The ongoing strikes in France, led by left wing unions and student groups, are opposing the raising of the minimum retirement age in France from 60 to 62. If you read Idiot Savant you'd think the Sarkozy administration plans are about funding tax cuts for the rich. If you take off your economically illiterate red coloured glasses you'd learn that it is actually about starting to confront the economic reality that the French Government cannot perpetually run budget deficits, like it has for several decades.
If nothing was to be done, by 2050 two working age French people would be paying the retirement income of one. With public debt set to hit 337% of GDP by then (it is 80% now), France will make Greece look like a mild defaulter.
Of course in the world of the "see no fiscal reality" left, you simply put up taxes. The legions of young people protesting in favour of protecting pensions shows the ignorance that can so easily be spread, few realising that they will have to pay far more taxes than those who are currently at retirement age, to pay for those who will retire when THEY are in their 50s.
The reason why this is happening is the ponzi scheme madness of government funded pay as you go (PAYGO) pensions. The same crisis would exist in the UK, if the retirement age was not to be increased. In New Zealand the same crisis will occur as well, only partly covered by Dr. Cullen's socialised "fund" designed to invest tax revenue for retirement rather than just operate a PAYGO system.
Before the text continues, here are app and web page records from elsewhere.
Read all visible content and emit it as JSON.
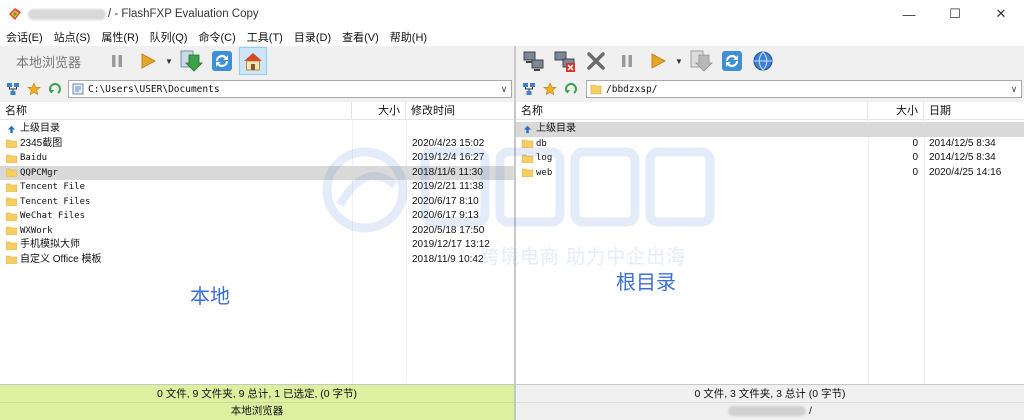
{
  "window": {
    "title": "/ - FlashFXP Evaluation Copy",
    "controls": [
      "—",
      "☐",
      "✕"
    ]
  },
  "menu": [
    "会话(E)",
    "站点(S)",
    "属性(R)",
    "队列(Q)",
    "命令(C)",
    "工具(T)",
    "目录(D)",
    "查看(V)",
    "帮助(H)"
  ],
  "colors": {
    "accent": "#3b6fd6",
    "status_left": "#dcf0a0",
    "selected_row": "#d9d9d9",
    "folder": "#f5cf63"
  },
  "left": {
    "toolbar_label": "本地浏览器",
    "path": "C:\\Users\\USER\\Documents",
    "columns": {
      "name": "名称",
      "size": "大小",
      "modified": "修改时间"
    },
    "rows": [
      {
        "name": "上级目录",
        "size": "",
        "date": "",
        "type": "up"
      },
      {
        "name": "2345截图",
        "size": "",
        "date": "2020/4/23 15:02",
        "type": "folder"
      },
      {
        "name": "Baidu",
        "size": "",
        "date": "2019/12/4 16:27",
        "type": "folder"
      },
      {
        "name": "QQPCMgr",
        "size": "",
        "date": "2018/11/6 11:30",
        "type": "folder",
        "selected": true
      },
      {
        "name": "Tencent File",
        "size": "",
        "date": "2019/2/21 11:38",
        "type": "folder"
      },
      {
        "name": "Tencent Files",
        "size": "",
        "date": "2020/6/17 8:10",
        "type": "folder"
      },
      {
        "name": "WeChat Files",
        "size": "",
        "date": "2020/6/17 9:13",
        "type": "folder"
      },
      {
        "name": "WXWork",
        "size": "",
        "date": "2020/5/18 17:50",
        "type": "folder"
      },
      {
        "name": "手机模拟大师",
        "size": "",
        "date": "2019/12/17 13:12",
        "type": "folder"
      },
      {
        "name": "自定义 Office 模板",
        "size": "",
        "date": "2018/11/9 10:42",
        "type": "folder"
      }
    ],
    "overlay": "本地",
    "status_line1": "0 文件, 9 文件夹, 9 总计, 1 已选定, (0 字节)",
    "status_line2": "本地浏览器"
  },
  "right": {
    "path": "/bbdzxsp/",
    "columns": {
      "name": "名称",
      "size": "大小",
      "date": "日期"
    },
    "rows": [
      {
        "name": "上级目录",
        "size": "",
        "date": "",
        "type": "up",
        "selected": true
      },
      {
        "name": "db",
        "size": "0",
        "date": "2014/12/5 8:34",
        "type": "folder"
      },
      {
        "name": "log",
        "size": "0",
        "date": "2014/12/5 8:34",
        "type": "folder"
      },
      {
        "name": "web",
        "size": "0",
        "date": "2020/4/25 14:16",
        "type": "folder"
      }
    ],
    "overlay": "根目录",
    "status_line1": "0 文件, 3 文件夹, 3 总计 (0 字节)",
    "status_line2_suffix": "/"
  },
  "watermark": {
    "line1": "跨境电商  助力中企出海"
  }
}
The United States has this crisis writ large as well.
The only way these schemes can be sustained is by reducing what is paid, increasing the eligibility age and increasing the tax contributions of those who might not get anything out of it. A better way would be to simply freeze schemes at their current nominal level so that the total amount paid out erodes over time, but it also enables tax cuts to be implemented over time as well. If people invest their own money in retirement income rather than the state spending it (or "investing" it), there is a greater pool of savings, more capital for private sector growth and a sustainable basis for retirement income.
However in France, socialism is ingrained in "being French" say some. It is an attitude that also infects the European Union, but one that cannot deft reality forever. People in France might observe that GDP per capita in real terms for that country is now drifting towards that of Greece and Spain, not the UK and Germany. I suspect the French appetite to do anything substantive to stop that relative decline remains low.